(Entries from a dataset of interfaces)
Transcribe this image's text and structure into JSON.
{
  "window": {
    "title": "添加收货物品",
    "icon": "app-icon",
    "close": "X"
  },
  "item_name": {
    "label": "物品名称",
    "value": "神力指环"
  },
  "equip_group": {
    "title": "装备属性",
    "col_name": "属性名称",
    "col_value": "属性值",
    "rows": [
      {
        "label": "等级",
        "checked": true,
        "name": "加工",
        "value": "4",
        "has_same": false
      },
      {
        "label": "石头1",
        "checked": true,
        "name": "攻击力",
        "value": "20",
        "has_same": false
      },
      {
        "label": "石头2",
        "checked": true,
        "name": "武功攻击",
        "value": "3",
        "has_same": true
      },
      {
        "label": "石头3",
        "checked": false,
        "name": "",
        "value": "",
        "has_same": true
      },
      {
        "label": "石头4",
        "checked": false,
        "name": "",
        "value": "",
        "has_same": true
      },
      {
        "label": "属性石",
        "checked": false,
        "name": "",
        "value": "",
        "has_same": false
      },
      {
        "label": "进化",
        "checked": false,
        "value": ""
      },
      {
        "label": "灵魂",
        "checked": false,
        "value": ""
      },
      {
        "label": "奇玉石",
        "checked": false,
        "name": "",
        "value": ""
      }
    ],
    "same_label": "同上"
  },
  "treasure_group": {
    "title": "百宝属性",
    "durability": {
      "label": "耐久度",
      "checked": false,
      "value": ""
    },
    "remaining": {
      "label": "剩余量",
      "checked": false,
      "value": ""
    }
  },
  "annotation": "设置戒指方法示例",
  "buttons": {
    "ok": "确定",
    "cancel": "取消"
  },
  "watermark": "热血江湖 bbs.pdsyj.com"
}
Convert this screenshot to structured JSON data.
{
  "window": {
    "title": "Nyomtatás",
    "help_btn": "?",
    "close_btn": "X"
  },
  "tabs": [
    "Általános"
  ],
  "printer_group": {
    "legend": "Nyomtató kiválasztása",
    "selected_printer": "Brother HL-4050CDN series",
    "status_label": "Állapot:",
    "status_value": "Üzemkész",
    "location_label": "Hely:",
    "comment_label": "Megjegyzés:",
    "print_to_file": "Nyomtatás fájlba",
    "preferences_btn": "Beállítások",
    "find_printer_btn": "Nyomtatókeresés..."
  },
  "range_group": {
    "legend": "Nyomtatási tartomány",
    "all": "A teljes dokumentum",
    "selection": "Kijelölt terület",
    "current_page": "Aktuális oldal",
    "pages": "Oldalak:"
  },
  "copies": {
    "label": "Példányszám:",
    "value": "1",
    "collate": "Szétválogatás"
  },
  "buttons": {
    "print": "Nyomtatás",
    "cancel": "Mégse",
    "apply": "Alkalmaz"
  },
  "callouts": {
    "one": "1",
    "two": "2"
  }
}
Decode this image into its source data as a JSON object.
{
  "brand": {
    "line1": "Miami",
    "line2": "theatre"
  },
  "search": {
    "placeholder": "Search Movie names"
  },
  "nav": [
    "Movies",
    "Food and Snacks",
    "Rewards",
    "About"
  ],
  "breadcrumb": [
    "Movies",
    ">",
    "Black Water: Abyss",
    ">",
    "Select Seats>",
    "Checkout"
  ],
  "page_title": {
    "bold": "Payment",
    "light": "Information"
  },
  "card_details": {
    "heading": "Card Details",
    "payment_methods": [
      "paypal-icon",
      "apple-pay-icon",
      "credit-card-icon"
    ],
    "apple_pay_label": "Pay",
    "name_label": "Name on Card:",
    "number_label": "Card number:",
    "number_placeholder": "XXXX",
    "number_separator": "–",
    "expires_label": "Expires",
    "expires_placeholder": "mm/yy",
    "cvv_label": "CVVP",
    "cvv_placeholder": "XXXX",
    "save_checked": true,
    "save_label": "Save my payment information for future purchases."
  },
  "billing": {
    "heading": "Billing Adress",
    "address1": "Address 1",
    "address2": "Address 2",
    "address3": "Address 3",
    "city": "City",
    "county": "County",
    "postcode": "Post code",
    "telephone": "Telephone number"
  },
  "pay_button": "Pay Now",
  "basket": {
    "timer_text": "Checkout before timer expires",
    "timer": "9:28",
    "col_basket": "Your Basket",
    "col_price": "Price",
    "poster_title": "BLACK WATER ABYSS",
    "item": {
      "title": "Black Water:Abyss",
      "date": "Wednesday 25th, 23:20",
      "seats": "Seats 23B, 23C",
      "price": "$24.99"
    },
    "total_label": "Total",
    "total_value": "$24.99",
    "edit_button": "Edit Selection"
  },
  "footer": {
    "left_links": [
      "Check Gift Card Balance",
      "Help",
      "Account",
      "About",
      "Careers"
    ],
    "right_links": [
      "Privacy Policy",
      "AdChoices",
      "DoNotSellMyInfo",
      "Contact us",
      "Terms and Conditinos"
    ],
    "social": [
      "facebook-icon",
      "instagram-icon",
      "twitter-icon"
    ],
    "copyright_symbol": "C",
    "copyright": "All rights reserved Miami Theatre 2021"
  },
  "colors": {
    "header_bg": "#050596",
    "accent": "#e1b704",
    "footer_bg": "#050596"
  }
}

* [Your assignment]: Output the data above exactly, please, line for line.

* [Solved problem]:
Transcribe this image's text and structure into JSON.
{
  "window": {
    "title": "添加收货物品",
    "icon": "app-icon",
    "close": "X"
  },
  "item_name": {
    "label": "物品名称",
    "value": "神力指环"
  },
  "equip_group": {
    "title": "装备属性",
    "col_name": "属性名称",
    "col_value": "属性值",
    "rows": [
      {
        "label": "等级",
        "checked": true,
        "name": "加工",
        "value": "4",
        "has_same": false
      },
      {
        "label": "石头1",
        "checked": true,
        "name": "攻击力",
        "value": "20",
        "has_same": false
      },
      {
        "label": "石头2",
        "checked": true,
        "name": "武功攻击",
        "value": "3",
        "has_same": true
      },
      {
        "label": "石头3",
        "checked": false,
        "name": "",
        "value": "",
        "has_same": true
      },
      {
        "label": "石头4",
        "checked": false,
        "name": "",
        "value": "",
        "has_same": true
      },
      {
        "label": "属性石",
        "checked": false,
        "name": "",
        "value": "",
        "has_same": false
      },
      {
        "label": "进化",
        "checked": false,
        "value": ""
      },
      {
        "label": "灵魂",
        "checked": false,
        "value": ""
      },
      {
        "label": "奇玉石",
        "checked": false,
        "name": "",
        "value": ""
      }
    ],
    "same_label": "同上"
  },
  "treasure_group": {
    "title": "百宝属性",
    "durability": {
      "label": "耐久度",
      "checked": false,
      "value": ""
    },
    "remaining": {
      "label": "剩余量",
      "checked": false,
      "value": ""
    }
  },
  "annotation": "设置戒指方法示例",
  "buttons": {
    "ok": "确定",
    "cancel": "取消"
  },
  "watermark": "热血江湖 bbs.pdsyj.com"
}
Convert this screenshot to structured JSON data.
{
  "window": {
    "title": "Nyomtatás",
    "help_btn": "?",
    "close_btn": "X"
  },
  "tabs": [
    "Általános"
  ],
  "printer_group": {
    "legend": "Nyomtató kiválasztása",
    "selected_printer": "Brother HL-4050CDN series",
    "status_label": "Állapot:",
    "status_value": "Üzemkész",
    "location_label": "Hely:",
    "comment_label": "Megjegyzés:",
    "print_to_file": "Nyomtatás fájlba",
    "preferences_btn": "Beállítások",
    "find_printer_btn": "Nyomtatókeresés..."
  },
  "range_group": {
    "legend": "Nyomtatási tartomány",
    "all": "A teljes dokumentum",
    "selection": "Kijelölt terület",
    "current_page": "Aktuális oldal",
    "pages": "Oldalak:"
  },
  "copies": {
    "label": "Példányszám:",
    "value": "1",
    "collate": "Szétválogatás"
  },
  "buttons": {
    "print": "Nyomtatás",
    "cancel": "Mégse",
    "apply": "Alkalmaz"
  },
  "callouts": {
    "one": "1",
    "two": "2"
  }
}
Decode this image into its source data as a JSON object.
{
  "brand": {
    "line1": "Miami",
    "line2": "theatre"
  },
  "search": {
    "placeholder": "Search Movie names"
  },
  "nav": [
    "Movies",
    "Food and Snacks",
    "Rewards",
    "About"
  ],
  "breadcrumb": [
    "Movies",
    ">",
    "Black Water: Abyss",
    ">",
    "Select Seats>",
    "Checkout"
  ],
  "page_title": {
    "bold": "Payment",
    "light": "Information"
  },
  "card_details": {
    "heading": "Card Details",
    "payment_methods": [
      "paypal-icon",
      "apple-pay-icon",
      "credit-card-icon"
    ],
    "apple_pay_label": "Pay",
    "name_label": "Name on Card:",
    "number_label": "Card number:",
    "number_placeholder": "XXXX",
    "number_separator": "–",
    "expires_label": "Expires",
    "expires_placeholder": "mm/yy",
    "cvv_label": "CVVP",
    "cvv_placeholder": "XXXX",
    "save_checked": true,
    "save_label": "Save my payment information for future purchases."
  },
  "billing": {
    "heading": "Billing Adress",
    "address1": "Address 1",
    "address2": "Address 2",
    "address3": "Address 3",
    "city": "City",
    "county": "County",
    "postcode": "Post code",
    "telephone": "Telephone number"
  },
  "pay_button": "Pay Now",
  "basket": {
    "timer_text": "Checkout before timer expires",
    "timer": "9:28",
    "col_basket": "Your Basket",
    "col_price": "Price",
    "poster_title": "BLACK WATER ABYSS",
    "item": {
      "title": "Black Water:Abyss",
      "date": "Wednesday 25th, 23:20",
      "seats": "Seats 23B, 23C",
      "price": "$24.99"
    },
    "total_label": "Total",
    "total_value": "$24.99",
    "edit_button": "Edit Selection"
  },
  "footer": {
    "left_links": [
      "Check Gift Card Balance",
      "Help",
      "Account",
      "About",
      "Careers"
    ],
    "right_links": [
      "Privacy Policy",
      "AdChoices",
      "DoNotSellMyInfo",
      "Contact us",
      "Terms and Conditinos"
    ],
    "social": [
      "facebook-icon",
      "instagram-icon",
      "twitter-icon"
    ],
    "copyright_symbol": "C",
    "copyright": "All rights reserved Miami Theatre 2021"
  },
  "colors": {
    "header_bg": "#050596",
    "accent": "#e1b704",
    "footer_bg": "#050596"
  }
}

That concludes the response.